This episode also had another of Sunshine’s more effective emotional arcs, as its repeating structure allowed Chika and Riko to grow closer across a series of very frank conversations. Their conversations embodied another far pole of Love Live – the show is normally very heightened in its style of drama and dialogue, but those exchanges really did feel like two close friends navigating uncertain emotional needs. Though “close friends” may not be the right phrasing, considering this episode ended on a face-to-face “I love you.” It seems that Sunshine has decided to give up on subtext altogether at this point.
Mob Psycho 100 had an expected cooldown this week, since not even the absolute top tier of non-KyoAni productions can maintain the execution of last week’s episode. That was more or less fine, though – the cast and narrative are strong enough to carry the show at this point, with Mob and Ritsu each leading the pack in their own ways. Mob Psycho’s thematic stuff can get pretty broad or on-the-nose at times, but both Mob and Ritsu have developed into complex and compelling protagonists, products of their environment and also compassionate brothers who ultimately really care about each other. I was initially not terrible impressed with Mob’s fundamental nature being cast as the repression of violence, but seeing that framed through his willingness to do anything for his brother has given his problems a necessary human touch. Mob Psycho is pretty alright.

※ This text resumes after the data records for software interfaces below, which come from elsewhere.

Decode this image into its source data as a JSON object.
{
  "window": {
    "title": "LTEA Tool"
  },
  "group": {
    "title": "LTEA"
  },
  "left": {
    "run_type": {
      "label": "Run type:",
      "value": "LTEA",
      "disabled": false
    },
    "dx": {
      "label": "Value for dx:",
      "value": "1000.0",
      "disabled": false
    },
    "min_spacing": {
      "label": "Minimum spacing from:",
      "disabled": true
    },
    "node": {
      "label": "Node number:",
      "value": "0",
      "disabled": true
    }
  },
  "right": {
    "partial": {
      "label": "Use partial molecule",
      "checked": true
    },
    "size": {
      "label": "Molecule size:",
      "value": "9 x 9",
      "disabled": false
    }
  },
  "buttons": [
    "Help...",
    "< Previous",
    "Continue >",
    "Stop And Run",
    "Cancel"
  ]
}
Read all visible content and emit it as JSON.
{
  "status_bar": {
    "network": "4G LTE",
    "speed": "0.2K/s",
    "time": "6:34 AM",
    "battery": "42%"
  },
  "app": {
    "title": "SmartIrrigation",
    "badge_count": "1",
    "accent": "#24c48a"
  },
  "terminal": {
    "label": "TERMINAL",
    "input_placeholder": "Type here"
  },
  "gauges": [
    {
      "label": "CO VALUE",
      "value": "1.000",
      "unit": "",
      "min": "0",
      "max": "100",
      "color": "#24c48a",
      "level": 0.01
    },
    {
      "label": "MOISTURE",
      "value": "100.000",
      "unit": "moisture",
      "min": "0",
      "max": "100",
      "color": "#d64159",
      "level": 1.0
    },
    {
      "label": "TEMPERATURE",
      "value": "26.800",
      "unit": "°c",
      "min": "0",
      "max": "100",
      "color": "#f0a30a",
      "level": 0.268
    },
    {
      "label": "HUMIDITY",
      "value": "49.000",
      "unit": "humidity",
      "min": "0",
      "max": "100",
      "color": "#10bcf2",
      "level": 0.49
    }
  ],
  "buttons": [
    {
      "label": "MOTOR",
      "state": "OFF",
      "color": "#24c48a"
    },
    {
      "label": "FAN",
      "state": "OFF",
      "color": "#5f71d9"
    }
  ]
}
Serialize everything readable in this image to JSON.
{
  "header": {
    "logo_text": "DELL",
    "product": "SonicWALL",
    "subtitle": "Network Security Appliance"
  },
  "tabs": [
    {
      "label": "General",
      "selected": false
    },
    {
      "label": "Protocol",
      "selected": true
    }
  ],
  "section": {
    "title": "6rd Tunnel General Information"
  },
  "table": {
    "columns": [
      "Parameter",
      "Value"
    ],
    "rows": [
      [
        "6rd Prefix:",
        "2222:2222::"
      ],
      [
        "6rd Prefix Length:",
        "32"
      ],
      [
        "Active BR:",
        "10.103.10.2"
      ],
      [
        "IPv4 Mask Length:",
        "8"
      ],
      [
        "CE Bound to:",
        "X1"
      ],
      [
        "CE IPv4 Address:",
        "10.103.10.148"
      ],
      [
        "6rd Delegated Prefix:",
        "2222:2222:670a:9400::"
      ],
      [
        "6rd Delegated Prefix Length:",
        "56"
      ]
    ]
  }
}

This week’s Orange was a bit of a turning point, but not really in the show itself – it was more the point where I just kinda lost interest in the immediate drama of what these characters are doing. We’ve had enough straight episodes of “we have to help Kakeru carry this burden” that it all just kinda feels like noise at this point, and this episode’s wincingly on-the-nose visual metaphors didn’t really help that. That said, this is still a very likable cast on the whole, meaning it’s a fine enough time just watching them enjoy the festival together. My expectations for Orange have lowered consistently throughout the season, but I still hope these kids turn out okay.
Recent episodes of Sweetness & Lightning have excelled by moving away from the cooking sequences themselves, to the extent where the actual meal has sometimes felt like an awkward afterthought. But cooking is at the heart of this show’s appeal, and this episode got back to fundamentals in the best way possible. Over half of this episode was wholly dedicated to the best part of the show’s usual cooking rituals – watching Kouhei and Kotori freak out over the most simple elements of cooking preparation. Tsumugi actually got to join in this time, as her successive moments of terror and astonishment at Kouhei somehow turning a raw fish into an actual meal (HE CUT OFF ITS HEAD) was a treat as well. It’s nice to see that the show can still draw great entertainment out of its most basic ingredients – exploring stuff like Tsumugi’s own world or her relationship with her mother is great, but the unlikely discoveries implicit in making a meal with close friends is still a terrific hook for Sweetness & Lightning.